I have a 2004 Vauxhall Signum 2.2 direct petrol auto with the Z22YH engine and 99,000 miles. Recently, it has felt as if the engine was occasionally missing a beat and the idle was a little lumpier than usual. Then the ‘spanner in a car’ symbol illuminated on the dash and, shortly afterwards, the engine lamp illuminated. The running became very poor, until the car would only judder along at 5mph. Turning the engine off and on restored normal operation, but the engine lamp remains on.
My £15 scanner showed no error codes, so I bought a Foxwell NT414, which has highlighted ‘P1191-52 – Fuel pressure system malfunction’ and ‘U2103-70 – Can-bus mode no communication’. This would seem to indicate a faulty fuel pressure sensor (is this the MAP sensor?), fuel regulator or high-pressure fuel pump.
It recommends checking the fuel pressure using Tech 2, but is this something I can check with my NT414? Also, should I replace the sensor first and see if that helps or do I need to get the fuel pressure checked?
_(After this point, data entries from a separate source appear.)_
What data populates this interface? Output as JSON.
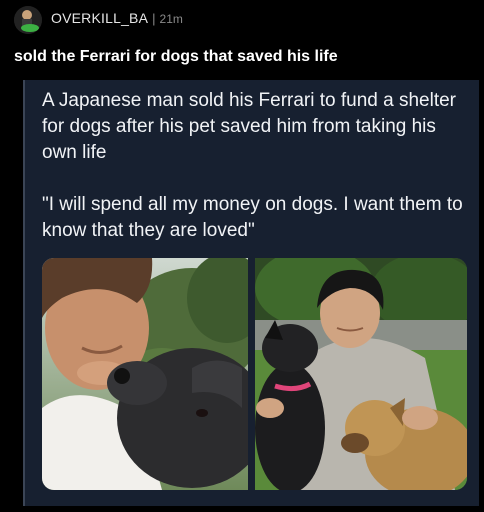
{
  "post": {
    "username": "OVERKILL_BA",
    "separator": "|",
    "time_ago": "21m",
    "title": "sold the Ferrari for dogs that saved his life"
  },
  "tweet": {
    "paragraph_1": "A Japanese man sold his Ferrari to fund a shelter for dogs after his pet saved him from taking his own life",
    "paragraph_2": "\"I will spend all my money on dogs. I want them to know that they are loved\""
  },
  "colors": {
    "background": "#000000",
    "card": "#172030",
    "text": "#f1f3f6",
    "muted": "#8a8a8a"
  }
}
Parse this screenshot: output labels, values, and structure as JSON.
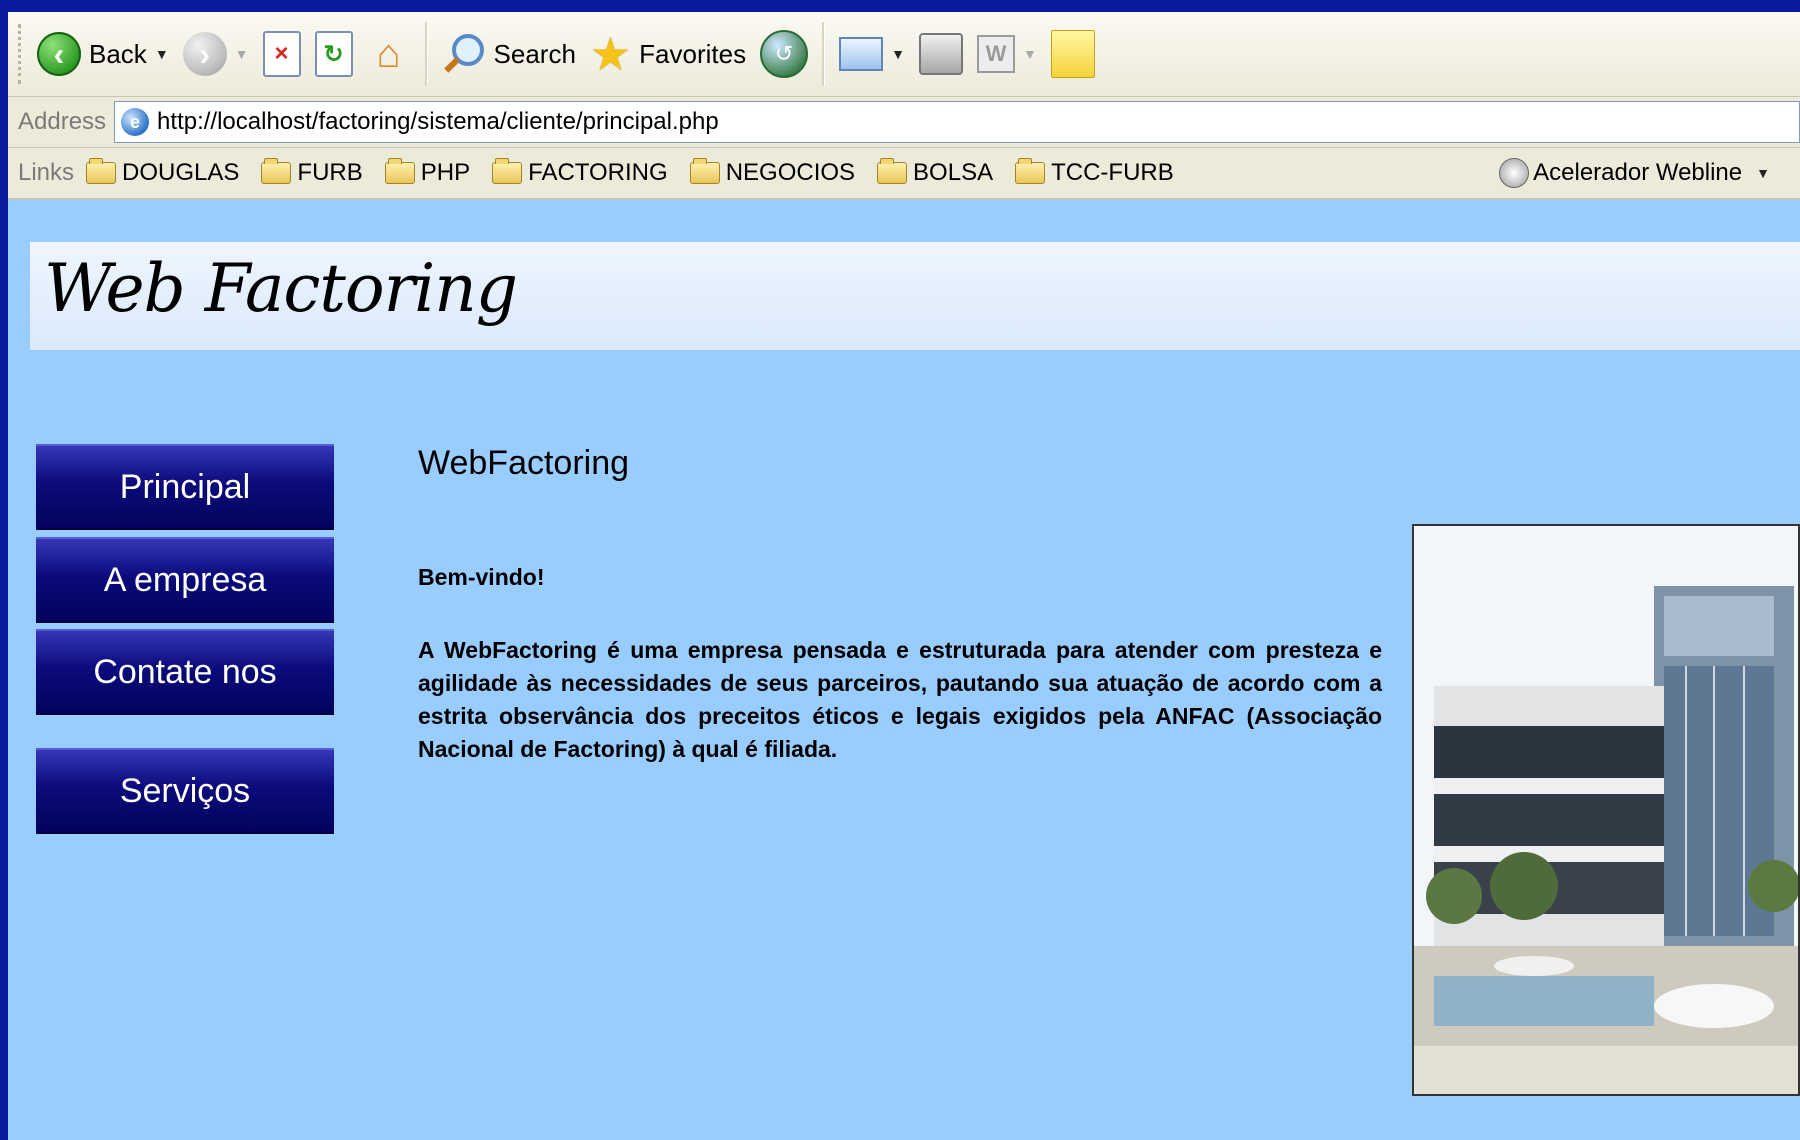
{
  "toolbar": {
    "back_label": "Back",
    "search_label": "Search",
    "favorites_label": "Favorites"
  },
  "address": {
    "label": "Address",
    "url": "http://localhost/factoring/sistema/cliente/principal.php"
  },
  "links": {
    "label": "Links",
    "items": [
      "DOUGLAS",
      "FURB",
      "PHP",
      "FACTORING",
      "NEGOCIOS",
      "BOLSA",
      "TCC-FURB"
    ],
    "accelerator_label": "Acelerador Webline"
  },
  "page": {
    "logo": "Web Factoring",
    "nav": [
      "Principal",
      "A empresa",
      "Contate nos",
      "Serviços"
    ],
    "title": "WebFactoring",
    "welcome": "Bem-vindo!",
    "paragraph": "A WebFactoring é uma empresa pensada e estruturada para atender com presteza e agilidade às necessidades de seus parceiros, pautando sua atuação de acordo com a estrita observância dos preceitos éticos e legais exigidos pela ANFAC (Associação Nacional de Factoring) à qual é filiada."
  },
  "colors": {
    "page_background": "#99ccff",
    "nav_button": "#0b0b7c",
    "outer_frame": "#0a1a9c"
  },
  "icons": [
    "back-arrow-icon",
    "forward-arrow-icon",
    "stop-icon",
    "refresh-icon",
    "home-icon",
    "search-icon",
    "favorites-star-icon",
    "history-icon",
    "mail-icon",
    "print-icon",
    "word-edit-icon",
    "note-icon",
    "ie-page-icon",
    "folder-icon",
    "accelerator-icon"
  ]
}
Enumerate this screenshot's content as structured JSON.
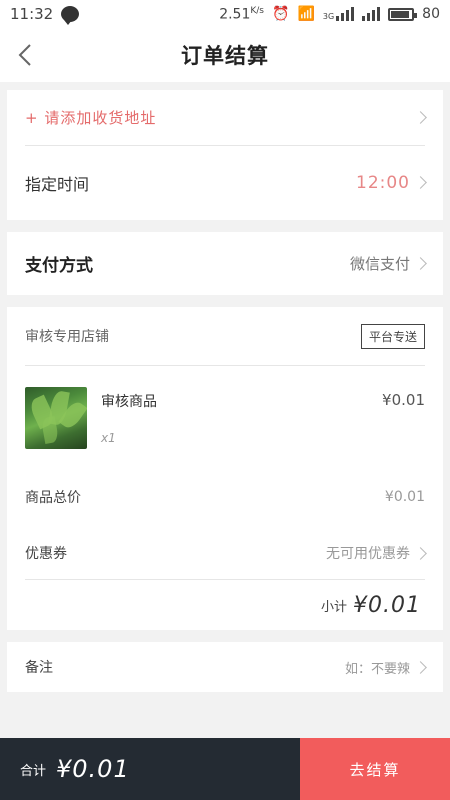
{
  "status_bar": {
    "time": "11:32",
    "speed": "2.51",
    "speed_unit": "K/s",
    "network": "3G",
    "battery": "80"
  },
  "header": {
    "title": "订单结算"
  },
  "address": {
    "add_label": "+ 请添加收货地址"
  },
  "delivery": {
    "label": "指定时间",
    "value": "12:00"
  },
  "payment": {
    "label": "支付方式",
    "value": "微信支付"
  },
  "shop": {
    "name": "审核专用店铺",
    "delivery_tag": "平台专送"
  },
  "item": {
    "name": "审核商品",
    "qty": "x1",
    "price": "¥0.01"
  },
  "summary": {
    "goods_total_label": "商品总价",
    "goods_total_value": "¥0.01",
    "coupon_label": "优惠券",
    "coupon_value": "无可用优惠券",
    "subtotal_label": "小计",
    "subtotal_value": "¥0.01"
  },
  "remark": {
    "label": "备注",
    "placeholder": "如：不要辣"
  },
  "footer": {
    "total_label": "合计",
    "total_value": "¥0.01",
    "checkout_label": "去结算"
  },
  "colors": {
    "accent": "#f25c5c",
    "footer_dark": "#242b33",
    "address_red": "#e46b6b",
    "time_red": "#e78787"
  }
}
Incidentally, the fuel filter was replaced about six months ago. After clearing the codes, it took four attempts to start the car and then it ran quite roughly. In traffic, it would hardly pull at all, but putting it in neutral and revving the engine seemed to restore normal service. The ‘spanner’ symbol disappeared and just the engine light came on. When I got home, I checked the codes again and a third has appeared: ‘P0302-01 – Cylinder 2 misfire detected’. Rob Veltze The MAP sensor is a different component to the fuel pressure regulator. The MAP sensor detects manifold air pressure, while the fuel pressure sensor measures the fuel pressure in the fuel rail. The code ‘U2103-70 – Can-bus mode no communication’ may be an unrelated problem. It usually indicates a fault with the column integrated module (CIM) – this is a communication hub for the ECU and systems.
Given the fuel pressure codes and the misfire, there are three likely causes of the problem. The first is that the injector for number two cylinder is faulty. The second is that the fuel pump has failed. The third is that the pressure relief valve at the end of the fuel rail is stuck or broken, allowing loss of pressure.
Provided the sensor is working correctly, your NT414 should be able to read the fuel pressure from the live data. The fuel pressure should run at between 4.0-4.4 Bar, and if you are getting sufficient pressure and have eliminated the above possibilities, I would check the inlet system for any air leaks. If you are in doubt about the accuracy of the fuel pressure reading, it may be worth getting the pressure checked using a gauge.
Another possibility is that the EGR valve is faulty, but if this were the case I would expect to see a multiple misfire as opposed to the single-cylinder misfire that has been detected. UPDATE I received an email from Rob Veltze saying that, after having the fuel pump overhauled, the problems were rectified.